The plan also includes some strange recommends that aim to restructure your eating and grocery shopping habits. For instance, the diet recommends that the first thing people should drink in the morning is a cup of hot water with lemon.

Here’s your life on The Dr. Oz diet:

The ‘No’ list:

• Wheat (except 1/2 cup brown rice)

• Artificial sweeteners (this includes all diet soda)

• White sugar

• Alcohol

• Caffeine (only green tea)

• Dairy (except Greek yogurt)

• Additional exercise

• Meals between 8 p.m. to 8 a.m.

“When it comes to diet, people don’t like to be told what not to eat, they want to be told what to eat. They find it much easier to follow,” says Salge Blake. “Initially a diet like this works, because it makes it very clear.
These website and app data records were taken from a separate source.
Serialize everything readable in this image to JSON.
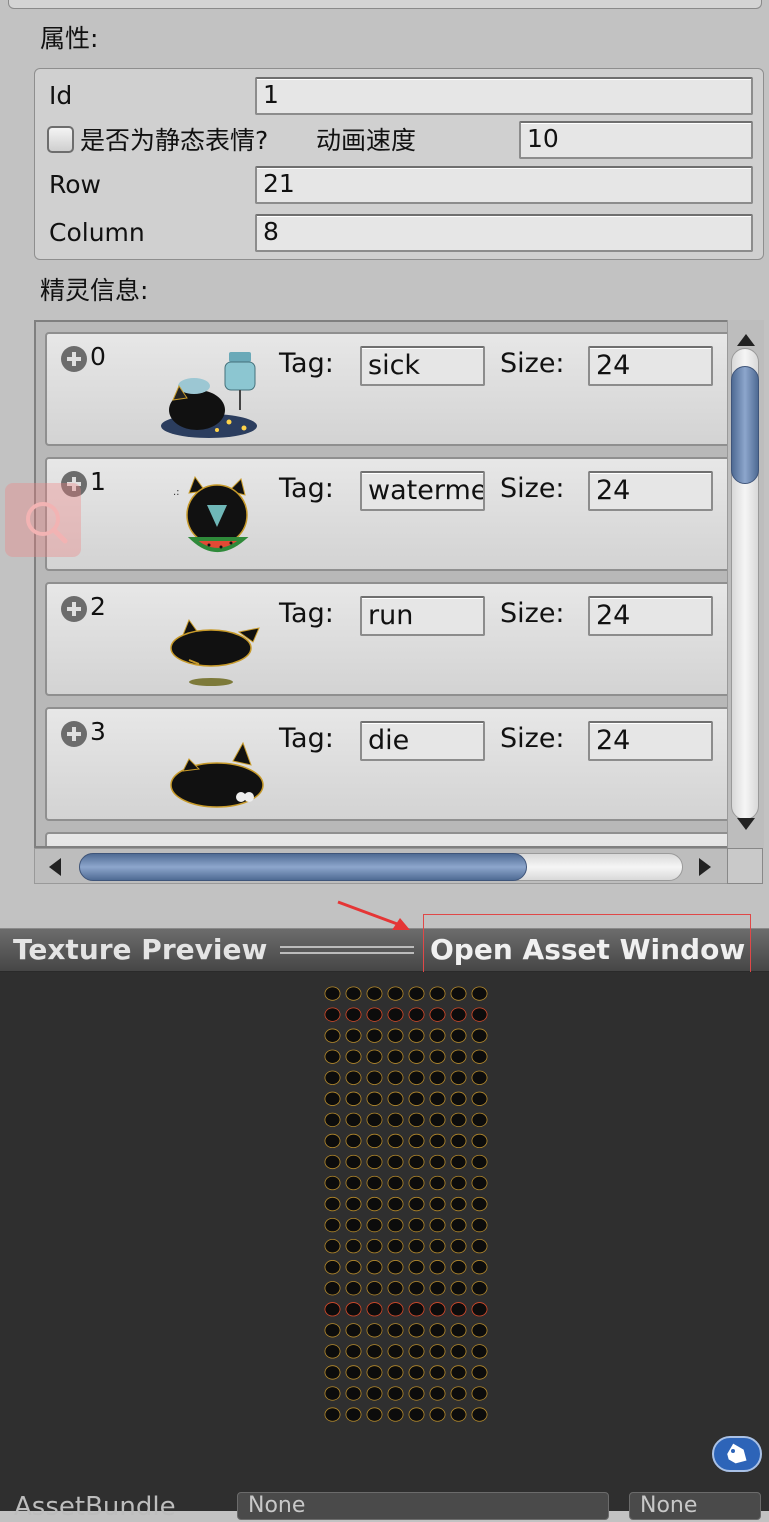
{
  "properties": {
    "section_label": "属性:",
    "id_label": "Id",
    "id_value": "1",
    "static_checkbox_label": "是否为静态表情?",
    "anim_speed_label": "动画速度",
    "anim_speed_value": "10",
    "row_label": "Row",
    "row_value": "21",
    "column_label": "Column",
    "column_value": "8"
  },
  "sprites": {
    "section_label": "精灵信息:",
    "tag_label": "Tag:",
    "size_label": "Size:",
    "items": [
      {
        "index": "0",
        "tag": "sick",
        "size": "24"
      },
      {
        "index": "1",
        "tag": "watermelon",
        "size": "24"
      },
      {
        "index": "2",
        "tag": "run",
        "size": "24"
      },
      {
        "index": "3",
        "tag": "die",
        "size": "24"
      }
    ]
  },
  "preview": {
    "title": "Texture Preview",
    "open_asset_label": "Open Asset Window"
  },
  "footer": {
    "assetbundle_label": "AssetBundle",
    "bundle_name_value": "None",
    "bundle_variant_value": "None"
  },
  "colors": {
    "annotation_red": "#e04848",
    "scroll_thumb": "#6b86ad",
    "tag_button": "#2d64b8"
  }
}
But you need to look at long-term education, because you can’t stay on a diet like this forever.”

Even though The Dr. Oz diet encourages a high vegetable intake, it restricts followers to low-glycemic vegetables, which is a fancy way of saying non-starchy. Starch-based vegetables include potatoes, corn, and surprisingly, peas.

We all know refined or simple carbs like white bread should be avoided, but why are carbohydrates in vegetables bad for you? Carbohydrate-based foods break down into sugars and starches (hence, low-glycemic) during digestion that, if you aren’t active, will convert into fat.
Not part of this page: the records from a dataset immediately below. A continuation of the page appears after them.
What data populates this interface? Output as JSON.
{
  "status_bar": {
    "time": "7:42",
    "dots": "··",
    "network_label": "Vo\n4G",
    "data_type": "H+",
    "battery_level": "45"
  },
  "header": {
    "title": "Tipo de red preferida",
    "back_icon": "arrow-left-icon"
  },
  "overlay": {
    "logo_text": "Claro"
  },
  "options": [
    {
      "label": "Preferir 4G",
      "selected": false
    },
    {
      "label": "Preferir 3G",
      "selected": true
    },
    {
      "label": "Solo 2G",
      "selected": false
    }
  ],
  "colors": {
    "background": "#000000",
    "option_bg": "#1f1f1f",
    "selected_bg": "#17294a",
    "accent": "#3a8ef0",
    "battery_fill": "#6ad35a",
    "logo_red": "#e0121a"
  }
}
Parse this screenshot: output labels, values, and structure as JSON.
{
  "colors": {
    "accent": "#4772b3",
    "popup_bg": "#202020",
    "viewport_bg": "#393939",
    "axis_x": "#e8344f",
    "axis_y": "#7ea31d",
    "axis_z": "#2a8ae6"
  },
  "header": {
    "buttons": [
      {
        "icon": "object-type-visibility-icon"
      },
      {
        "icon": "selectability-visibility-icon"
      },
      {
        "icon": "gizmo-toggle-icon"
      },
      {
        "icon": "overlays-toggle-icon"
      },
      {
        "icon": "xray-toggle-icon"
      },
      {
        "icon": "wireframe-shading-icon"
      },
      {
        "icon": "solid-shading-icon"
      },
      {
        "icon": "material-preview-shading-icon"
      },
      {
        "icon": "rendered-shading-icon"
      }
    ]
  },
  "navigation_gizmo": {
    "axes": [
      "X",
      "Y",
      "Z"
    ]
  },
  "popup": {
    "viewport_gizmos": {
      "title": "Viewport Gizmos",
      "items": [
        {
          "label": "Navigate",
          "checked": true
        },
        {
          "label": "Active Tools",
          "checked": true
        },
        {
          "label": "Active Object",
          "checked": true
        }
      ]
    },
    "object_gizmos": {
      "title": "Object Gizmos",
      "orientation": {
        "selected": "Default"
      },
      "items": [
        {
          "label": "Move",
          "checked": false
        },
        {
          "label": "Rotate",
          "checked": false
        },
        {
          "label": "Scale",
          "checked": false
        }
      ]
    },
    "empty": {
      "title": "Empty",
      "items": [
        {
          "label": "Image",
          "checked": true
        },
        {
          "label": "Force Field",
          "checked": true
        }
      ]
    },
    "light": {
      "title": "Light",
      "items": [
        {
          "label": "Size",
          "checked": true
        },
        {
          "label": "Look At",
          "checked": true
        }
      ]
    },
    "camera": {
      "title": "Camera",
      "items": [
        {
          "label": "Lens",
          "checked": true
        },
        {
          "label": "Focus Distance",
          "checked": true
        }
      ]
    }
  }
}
The Dr. Oz diet and other low-carb diets aim to eliminate carbohydrates, not only so your body will have less spare blood sugar to convert into fat, but also so that the body has less alternatives for things to burn that are quick, and has to resort to burning fat reserves.
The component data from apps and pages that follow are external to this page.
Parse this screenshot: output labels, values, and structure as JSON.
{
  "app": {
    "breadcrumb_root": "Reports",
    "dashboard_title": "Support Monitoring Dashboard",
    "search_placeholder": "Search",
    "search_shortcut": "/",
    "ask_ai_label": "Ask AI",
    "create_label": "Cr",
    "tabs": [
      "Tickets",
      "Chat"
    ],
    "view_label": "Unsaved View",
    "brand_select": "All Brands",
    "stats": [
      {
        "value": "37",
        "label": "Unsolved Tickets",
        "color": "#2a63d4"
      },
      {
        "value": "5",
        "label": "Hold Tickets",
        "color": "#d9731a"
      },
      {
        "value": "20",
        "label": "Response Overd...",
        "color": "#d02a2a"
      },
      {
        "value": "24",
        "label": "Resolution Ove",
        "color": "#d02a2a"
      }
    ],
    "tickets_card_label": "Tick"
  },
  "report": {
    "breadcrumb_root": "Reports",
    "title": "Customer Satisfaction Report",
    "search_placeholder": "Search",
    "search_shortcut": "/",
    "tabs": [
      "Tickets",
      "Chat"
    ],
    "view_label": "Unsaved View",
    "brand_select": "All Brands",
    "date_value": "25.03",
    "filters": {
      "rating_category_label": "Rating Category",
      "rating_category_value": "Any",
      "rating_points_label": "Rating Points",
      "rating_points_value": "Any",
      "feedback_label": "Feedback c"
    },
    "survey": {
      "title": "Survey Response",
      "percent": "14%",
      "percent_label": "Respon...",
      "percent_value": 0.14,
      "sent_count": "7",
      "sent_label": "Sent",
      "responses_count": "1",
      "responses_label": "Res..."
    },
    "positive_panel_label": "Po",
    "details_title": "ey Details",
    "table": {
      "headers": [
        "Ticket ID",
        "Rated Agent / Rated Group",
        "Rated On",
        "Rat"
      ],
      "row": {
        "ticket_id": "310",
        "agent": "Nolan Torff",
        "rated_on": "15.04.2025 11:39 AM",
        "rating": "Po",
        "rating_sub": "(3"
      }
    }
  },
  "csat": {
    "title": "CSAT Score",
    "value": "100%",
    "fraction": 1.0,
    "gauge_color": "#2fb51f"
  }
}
In addition to eliminating most of the major food groups, Dr. Oz instructs followers to do these tasks every day:

• Take a probiotic every morning (he claims this helps with weight loss)

• 1/2 a multivitamin in the morning and 1/2 at night

• Nightly detox bath in an epsom salt/baking soda mixture

While the diet’s goal is to make losing weight easy and avoid time in the kitchen, the very detailed instructions seem to make healthy eating a stressful experience (besides the daily bath). The shopping list looks more like you’re making a homemade candle than stocking a fridge.

“What happens after the two weeks, that’s what I want to know,” said Salge Blake. “For two weeks, it’s like you’re staying at a spa and your whole day is mapped out, but now what happens when you check out. That’s what is wrong with our weight management, what happens when we go home. We have got to get improved eating and lifestyle habits so that when we check out, we can maintain our health.”

Have you tried the Dr. Oz diet or any other diets on this list? What’s been your experience? Also, check out this list of the most Googled diets nationally in 2013 and learn what nutritionists had to say about each.